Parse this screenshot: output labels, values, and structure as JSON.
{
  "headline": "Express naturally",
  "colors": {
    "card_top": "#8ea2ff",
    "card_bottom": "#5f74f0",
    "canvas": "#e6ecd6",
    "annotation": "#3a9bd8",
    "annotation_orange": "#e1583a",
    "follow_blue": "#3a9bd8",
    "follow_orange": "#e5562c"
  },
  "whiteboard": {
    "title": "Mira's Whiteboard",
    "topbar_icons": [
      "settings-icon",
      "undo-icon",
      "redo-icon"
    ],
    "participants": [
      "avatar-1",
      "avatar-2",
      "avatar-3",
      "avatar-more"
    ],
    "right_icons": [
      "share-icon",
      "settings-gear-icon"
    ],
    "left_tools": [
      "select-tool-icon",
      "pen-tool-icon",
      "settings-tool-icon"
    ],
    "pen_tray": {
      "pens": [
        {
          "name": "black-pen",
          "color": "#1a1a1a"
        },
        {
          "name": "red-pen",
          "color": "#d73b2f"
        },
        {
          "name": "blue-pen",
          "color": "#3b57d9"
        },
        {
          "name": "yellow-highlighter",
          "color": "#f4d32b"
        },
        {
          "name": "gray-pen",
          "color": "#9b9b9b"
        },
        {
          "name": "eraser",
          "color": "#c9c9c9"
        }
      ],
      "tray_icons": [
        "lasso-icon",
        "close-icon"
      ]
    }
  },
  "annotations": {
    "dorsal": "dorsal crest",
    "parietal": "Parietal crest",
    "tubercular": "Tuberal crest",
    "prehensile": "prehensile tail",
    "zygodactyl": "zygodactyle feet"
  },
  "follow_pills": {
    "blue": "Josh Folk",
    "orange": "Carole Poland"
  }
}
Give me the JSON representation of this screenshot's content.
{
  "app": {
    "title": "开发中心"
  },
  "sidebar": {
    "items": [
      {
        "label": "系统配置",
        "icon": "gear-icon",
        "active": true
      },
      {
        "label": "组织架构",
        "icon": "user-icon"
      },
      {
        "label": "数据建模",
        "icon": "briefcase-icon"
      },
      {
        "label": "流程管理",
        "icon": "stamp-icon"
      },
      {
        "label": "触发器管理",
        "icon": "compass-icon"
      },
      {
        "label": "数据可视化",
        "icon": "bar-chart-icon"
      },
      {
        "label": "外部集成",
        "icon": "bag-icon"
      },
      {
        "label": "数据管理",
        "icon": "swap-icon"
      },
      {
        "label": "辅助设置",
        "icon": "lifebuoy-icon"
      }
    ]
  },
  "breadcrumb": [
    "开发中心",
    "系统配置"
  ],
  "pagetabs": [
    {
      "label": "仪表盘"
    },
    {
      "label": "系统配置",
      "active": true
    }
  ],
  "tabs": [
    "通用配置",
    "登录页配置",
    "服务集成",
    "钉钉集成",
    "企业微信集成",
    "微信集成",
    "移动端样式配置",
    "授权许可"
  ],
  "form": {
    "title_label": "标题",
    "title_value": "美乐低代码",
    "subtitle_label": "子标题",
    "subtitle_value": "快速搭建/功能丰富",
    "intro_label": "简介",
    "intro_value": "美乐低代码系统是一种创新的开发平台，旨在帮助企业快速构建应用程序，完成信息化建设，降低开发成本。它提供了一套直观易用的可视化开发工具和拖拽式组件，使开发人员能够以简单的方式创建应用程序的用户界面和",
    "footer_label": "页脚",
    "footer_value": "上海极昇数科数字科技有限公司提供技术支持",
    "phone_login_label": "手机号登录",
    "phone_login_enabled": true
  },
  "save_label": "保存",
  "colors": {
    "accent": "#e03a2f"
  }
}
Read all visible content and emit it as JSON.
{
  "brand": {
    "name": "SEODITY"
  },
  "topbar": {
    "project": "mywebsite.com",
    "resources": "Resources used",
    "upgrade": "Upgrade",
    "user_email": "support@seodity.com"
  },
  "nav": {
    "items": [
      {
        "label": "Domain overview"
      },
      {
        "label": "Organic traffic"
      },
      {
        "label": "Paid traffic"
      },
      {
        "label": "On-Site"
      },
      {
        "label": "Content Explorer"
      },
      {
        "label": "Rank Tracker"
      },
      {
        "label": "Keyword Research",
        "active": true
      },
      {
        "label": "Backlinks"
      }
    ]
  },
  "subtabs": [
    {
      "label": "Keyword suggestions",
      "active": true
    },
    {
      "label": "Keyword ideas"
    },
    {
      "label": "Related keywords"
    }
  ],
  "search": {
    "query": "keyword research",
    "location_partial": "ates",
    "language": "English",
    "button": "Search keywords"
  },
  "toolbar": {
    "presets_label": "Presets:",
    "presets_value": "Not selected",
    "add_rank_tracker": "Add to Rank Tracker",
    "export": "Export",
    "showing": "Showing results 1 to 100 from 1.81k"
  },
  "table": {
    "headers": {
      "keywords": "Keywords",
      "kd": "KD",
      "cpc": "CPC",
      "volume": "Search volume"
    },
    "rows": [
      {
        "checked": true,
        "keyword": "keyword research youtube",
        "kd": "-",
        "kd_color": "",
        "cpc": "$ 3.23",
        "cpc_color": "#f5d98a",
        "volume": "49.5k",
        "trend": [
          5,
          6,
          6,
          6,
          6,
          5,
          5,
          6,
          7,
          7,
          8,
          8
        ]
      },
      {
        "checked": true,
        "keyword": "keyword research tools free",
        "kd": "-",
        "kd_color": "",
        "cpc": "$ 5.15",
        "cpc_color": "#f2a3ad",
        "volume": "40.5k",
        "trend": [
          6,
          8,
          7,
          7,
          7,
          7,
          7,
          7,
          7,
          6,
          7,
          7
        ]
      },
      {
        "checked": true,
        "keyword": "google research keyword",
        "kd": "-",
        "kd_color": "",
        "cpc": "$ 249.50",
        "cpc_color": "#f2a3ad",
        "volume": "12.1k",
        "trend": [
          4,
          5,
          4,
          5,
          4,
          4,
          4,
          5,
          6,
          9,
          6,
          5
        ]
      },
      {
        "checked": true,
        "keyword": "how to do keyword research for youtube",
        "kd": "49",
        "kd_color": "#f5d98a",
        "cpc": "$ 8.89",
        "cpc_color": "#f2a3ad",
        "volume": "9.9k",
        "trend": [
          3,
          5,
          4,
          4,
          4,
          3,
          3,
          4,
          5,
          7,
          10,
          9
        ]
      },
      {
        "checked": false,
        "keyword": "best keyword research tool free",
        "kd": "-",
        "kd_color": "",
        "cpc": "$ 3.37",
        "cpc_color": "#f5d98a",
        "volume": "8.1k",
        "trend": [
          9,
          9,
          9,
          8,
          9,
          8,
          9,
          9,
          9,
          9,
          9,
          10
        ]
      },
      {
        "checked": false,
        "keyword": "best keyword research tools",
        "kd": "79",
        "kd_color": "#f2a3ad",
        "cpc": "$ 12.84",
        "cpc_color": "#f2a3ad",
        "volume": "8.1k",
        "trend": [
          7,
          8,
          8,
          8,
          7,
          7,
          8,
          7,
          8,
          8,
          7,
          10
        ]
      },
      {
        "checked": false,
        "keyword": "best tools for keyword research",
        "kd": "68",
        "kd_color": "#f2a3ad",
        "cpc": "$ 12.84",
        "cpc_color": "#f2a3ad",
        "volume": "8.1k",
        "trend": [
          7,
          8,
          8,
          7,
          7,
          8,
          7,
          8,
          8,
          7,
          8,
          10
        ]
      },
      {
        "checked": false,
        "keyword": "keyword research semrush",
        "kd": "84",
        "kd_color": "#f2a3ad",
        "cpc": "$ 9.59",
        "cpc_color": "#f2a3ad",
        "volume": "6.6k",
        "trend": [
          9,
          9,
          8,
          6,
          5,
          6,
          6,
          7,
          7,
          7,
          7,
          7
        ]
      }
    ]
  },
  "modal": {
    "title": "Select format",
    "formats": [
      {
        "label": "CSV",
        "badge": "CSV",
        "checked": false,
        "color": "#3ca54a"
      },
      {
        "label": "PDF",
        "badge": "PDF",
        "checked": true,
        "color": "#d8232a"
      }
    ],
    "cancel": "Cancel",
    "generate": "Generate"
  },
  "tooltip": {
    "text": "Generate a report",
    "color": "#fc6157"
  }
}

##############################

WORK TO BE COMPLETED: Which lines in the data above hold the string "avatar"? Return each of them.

FINAL ANSWER:
      "avatar-1",
      "avatar-2",
      "avatar-3",
      "avatar-more"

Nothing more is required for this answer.